Required work – Using the data below, show every line where the word "Services" occurs.

[Excerpts from an interface dataset]
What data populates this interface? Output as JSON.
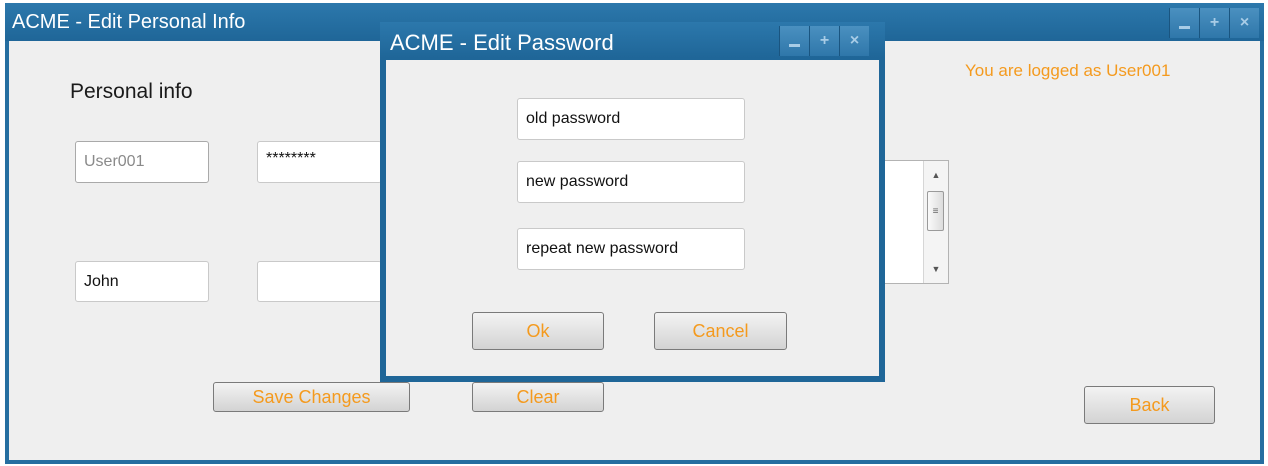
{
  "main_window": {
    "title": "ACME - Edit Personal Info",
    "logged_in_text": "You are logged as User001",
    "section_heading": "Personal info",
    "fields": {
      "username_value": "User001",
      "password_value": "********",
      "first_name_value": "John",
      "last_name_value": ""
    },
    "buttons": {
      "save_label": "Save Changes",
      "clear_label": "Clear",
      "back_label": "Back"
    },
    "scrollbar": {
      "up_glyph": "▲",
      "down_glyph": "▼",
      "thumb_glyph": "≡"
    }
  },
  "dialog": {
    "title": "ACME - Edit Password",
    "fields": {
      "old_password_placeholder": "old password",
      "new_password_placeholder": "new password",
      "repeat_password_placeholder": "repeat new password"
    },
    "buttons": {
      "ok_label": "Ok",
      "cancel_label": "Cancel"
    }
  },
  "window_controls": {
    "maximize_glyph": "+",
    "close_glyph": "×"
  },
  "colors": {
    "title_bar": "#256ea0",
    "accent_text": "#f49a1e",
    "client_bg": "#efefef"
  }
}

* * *

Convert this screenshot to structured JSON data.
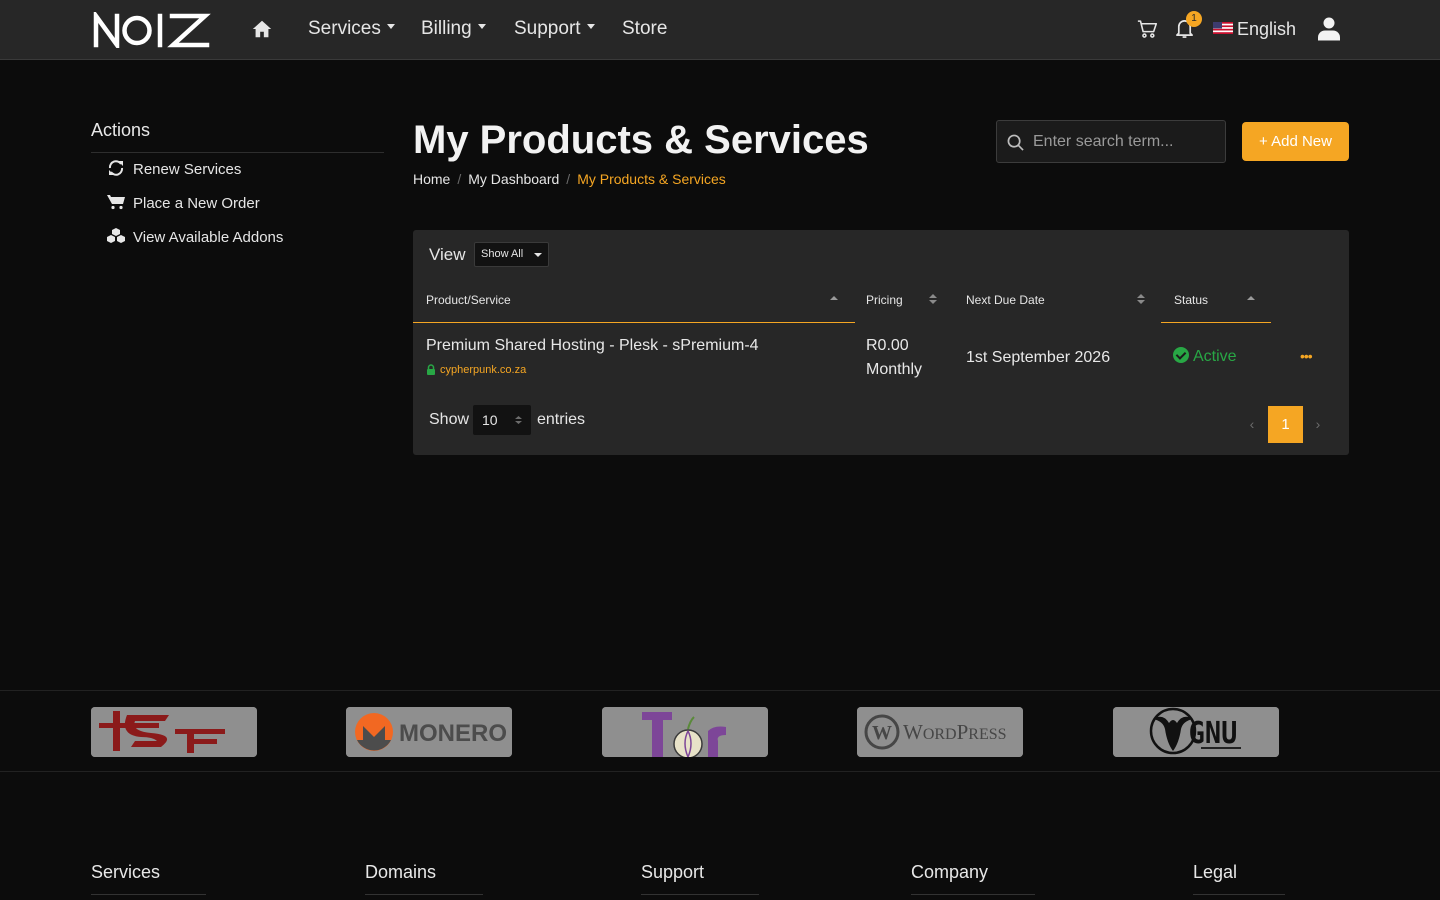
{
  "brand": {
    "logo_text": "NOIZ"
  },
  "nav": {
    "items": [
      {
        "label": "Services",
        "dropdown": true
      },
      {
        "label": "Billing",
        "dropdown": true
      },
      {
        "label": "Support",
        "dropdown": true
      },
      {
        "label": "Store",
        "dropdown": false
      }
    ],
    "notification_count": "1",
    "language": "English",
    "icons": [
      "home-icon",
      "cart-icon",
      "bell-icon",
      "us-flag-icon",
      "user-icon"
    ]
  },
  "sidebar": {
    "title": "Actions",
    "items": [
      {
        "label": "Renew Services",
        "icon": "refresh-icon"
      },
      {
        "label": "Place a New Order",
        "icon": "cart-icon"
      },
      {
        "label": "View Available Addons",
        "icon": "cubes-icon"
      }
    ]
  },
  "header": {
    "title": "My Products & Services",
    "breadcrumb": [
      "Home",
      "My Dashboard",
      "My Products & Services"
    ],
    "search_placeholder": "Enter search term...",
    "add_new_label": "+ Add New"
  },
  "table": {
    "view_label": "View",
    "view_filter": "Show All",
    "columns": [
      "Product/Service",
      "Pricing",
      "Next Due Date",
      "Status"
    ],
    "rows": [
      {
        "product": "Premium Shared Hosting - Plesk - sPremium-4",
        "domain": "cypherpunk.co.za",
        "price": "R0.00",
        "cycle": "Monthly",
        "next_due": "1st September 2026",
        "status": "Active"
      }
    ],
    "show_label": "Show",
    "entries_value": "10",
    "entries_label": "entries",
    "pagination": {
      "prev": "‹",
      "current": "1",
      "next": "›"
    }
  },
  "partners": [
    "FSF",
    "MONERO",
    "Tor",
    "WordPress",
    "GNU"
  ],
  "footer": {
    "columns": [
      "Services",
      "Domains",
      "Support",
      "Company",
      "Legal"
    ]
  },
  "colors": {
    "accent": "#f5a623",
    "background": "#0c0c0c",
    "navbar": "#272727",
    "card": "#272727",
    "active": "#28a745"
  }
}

Response below –
        "label": "Services",
        "label": "Renew Services",
    "title": "My Products & Services",
      "My Products & Services"
      "Services",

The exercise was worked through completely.